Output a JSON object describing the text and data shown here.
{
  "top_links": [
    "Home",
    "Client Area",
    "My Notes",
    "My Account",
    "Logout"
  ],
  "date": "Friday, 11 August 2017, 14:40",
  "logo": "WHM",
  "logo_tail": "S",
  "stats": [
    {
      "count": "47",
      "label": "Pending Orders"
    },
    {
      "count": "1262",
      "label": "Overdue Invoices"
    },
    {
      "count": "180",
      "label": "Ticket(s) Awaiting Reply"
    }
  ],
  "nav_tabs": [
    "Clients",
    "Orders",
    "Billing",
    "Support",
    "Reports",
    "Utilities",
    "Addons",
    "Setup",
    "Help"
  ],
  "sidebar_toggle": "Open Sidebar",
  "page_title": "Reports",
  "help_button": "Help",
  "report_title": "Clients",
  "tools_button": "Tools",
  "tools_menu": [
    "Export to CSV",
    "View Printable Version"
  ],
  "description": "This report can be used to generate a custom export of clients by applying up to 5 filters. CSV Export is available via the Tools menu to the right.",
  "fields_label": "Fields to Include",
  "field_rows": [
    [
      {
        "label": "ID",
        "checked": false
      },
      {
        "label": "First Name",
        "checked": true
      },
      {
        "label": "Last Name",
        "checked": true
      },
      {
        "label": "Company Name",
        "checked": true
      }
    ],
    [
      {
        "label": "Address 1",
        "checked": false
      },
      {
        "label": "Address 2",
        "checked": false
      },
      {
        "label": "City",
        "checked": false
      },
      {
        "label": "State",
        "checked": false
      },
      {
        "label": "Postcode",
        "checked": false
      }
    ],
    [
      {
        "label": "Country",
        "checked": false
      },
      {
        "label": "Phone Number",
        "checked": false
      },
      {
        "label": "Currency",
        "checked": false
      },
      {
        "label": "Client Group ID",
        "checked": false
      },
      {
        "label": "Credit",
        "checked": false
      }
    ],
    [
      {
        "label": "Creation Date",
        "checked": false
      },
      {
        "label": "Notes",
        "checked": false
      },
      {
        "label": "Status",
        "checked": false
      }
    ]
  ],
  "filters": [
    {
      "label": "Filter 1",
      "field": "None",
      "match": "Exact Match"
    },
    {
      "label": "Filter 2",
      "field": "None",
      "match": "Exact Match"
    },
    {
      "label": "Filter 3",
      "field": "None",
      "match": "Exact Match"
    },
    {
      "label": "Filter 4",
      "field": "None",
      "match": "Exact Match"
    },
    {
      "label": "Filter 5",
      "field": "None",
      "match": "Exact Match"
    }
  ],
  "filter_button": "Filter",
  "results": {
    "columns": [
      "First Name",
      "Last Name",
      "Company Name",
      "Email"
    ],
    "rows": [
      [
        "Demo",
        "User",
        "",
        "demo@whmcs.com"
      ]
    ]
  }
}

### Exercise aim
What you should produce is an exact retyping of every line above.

### Your response
Output a JSON object describing the text and data shown here.
{
  "top_links": [
    "Home",
    "Client Area",
    "My Notes",
    "My Account",
    "Logout"
  ],
  "date": "Friday, 11 August 2017, 14:40",
  "logo": "WHM",
  "logo_tail": "S",
  "stats": [
    {
      "count": "47",
      "label": "Pending Orders"
    },
    {
      "count": "1262",
      "label": "Overdue Invoices"
    },
    {
      "count": "180",
      "label": "Ticket(s) Awaiting Reply"
    }
  ],
  "nav_tabs": [
    "Clients",
    "Orders",
    "Billing",
    "Support",
    "Reports",
    "Utilities",
    "Addons",
    "Setup",
    "Help"
  ],
  "sidebar_toggle": "Open Sidebar",
  "page_title": "Reports",
  "help_button": "Help",
  "report_title": "Clients",
  "tools_button": "Tools",
  "tools_menu": [
    "Export to CSV",
    "View Printable Version"
  ],
  "description": "This report can be used to generate a custom export of clients by applying up to 5 filters. CSV Export is available via the Tools menu to the right.",
  "fields_label": "Fields to Include",
  "field_rows": [
    [
      {
        "label": "ID",
        "checked": false
      },
      {
        "label": "First Name",
        "checked": true
      },
      {
        "label": "Last Name",
        "checked": true
      },
      {
        "label": "Company Name",
        "checked": true
      }
    ],
    [
      {
        "label": "Address 1",
        "checked": false
      },
      {
        "label": "Address 2",
        "checked": false
      },
      {
        "label": "City",
        "checked": false
      },
      {
        "label": "State",
        "checked": false
      },
      {
        "label": "Postcode",
        "checked": false
      }
    ],
    [
      {
        "label": "Country",
        "checked": false
      },
      {
        "label": "Phone Number",
        "checked": false
      },
      {
        "label": "Currency",
        "checked": false
      },
      {
        "label": "Client Group ID",
        "checked": false
      },
      {
        "label": "Credit",
        "checked": false
      }
    ],
    [
      {
        "label": "Creation Date",
        "checked": false
      },
      {
        "label": "Notes",
        "checked": false
      },
      {
        "label": "Status",
        "checked": false
      }
    ]
  ],
  "filters": [
    {
      "label": "Filter 1",
      "field": "None",
      "match": "Exact Match"
    },
    {
      "label": "Filter 2",
      "field": "None",
      "match": "Exact Match"
    },
    {
      "label": "Filter 3",
      "field": "None",
      "match": "Exact Match"
    },
    {
      "label": "Filter 4",
      "field": "None",
      "match": "Exact Match"
    },
    {
      "label": "Filter 5",
      "field": "None",
      "match": "Exact Match"
    }
  ],
  "filter_button": "Filter",
  "results": {
    "columns": [
      "First Name",
      "Last Name",
      "Company Name",
      "Email"
    ],
    "rows": [
      [
        "Demo",
        "User",
        "",
        "demo@whmcs.com"
      ]
    ]
  }
}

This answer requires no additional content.